The Ugandan government has confirmed an outbreak of new and more deadly banana disease in the western part of their country. The Ministry of Agriculture, Animal Industry and Fisheries (MAAIF), says the fast-spreading disease is drying up banana plants and wilting fruits at a terrifying rate. The ministry also said there is as yet no known drug that can be used to stop the disease.
Sources from affected areas say the disease started manifesting last month, with Ntungamo and Kabarole being worst-hit districts. But in an effort to stop any panic among banana farmers, Stephen Byantwale, the commissioner of crop protection at MAAIF, said the disease, although dangerous, is not comparable to banana wilt.
“We know about it and we are in touch with district staff. This is not as serious as bacterial banana wilt,” he said. Byantwale said the ministry took samples of the affected crops to the government laboratory to determine the particular infectious agents behind the plague. He said they suspect the disease could be caused by a fungi. “We suspect it to be anthracnose.”
Anthracnose is a group of fungal diseases that cause dark, sunken lesions on leaves, stems, flowers, and fruits of bananas and other plants. The disease also affects vegetables.
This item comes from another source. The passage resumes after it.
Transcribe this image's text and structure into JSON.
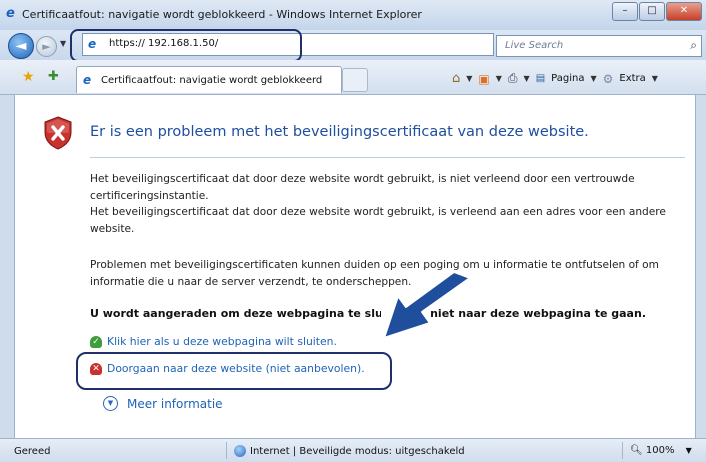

Byantwale said the disease is one of the effects of weather changes now being experienced across the country. High plant population with poor aeration, poor sanitation - a failure to remove and destroy the infected plants, also increase the spread of this disease. Byantwale advised farmers to ensure improved sanitation, pruning, and spacing – leaving appropriate plant population, destroying affected plants and adding manure as some of the measures to control the disease.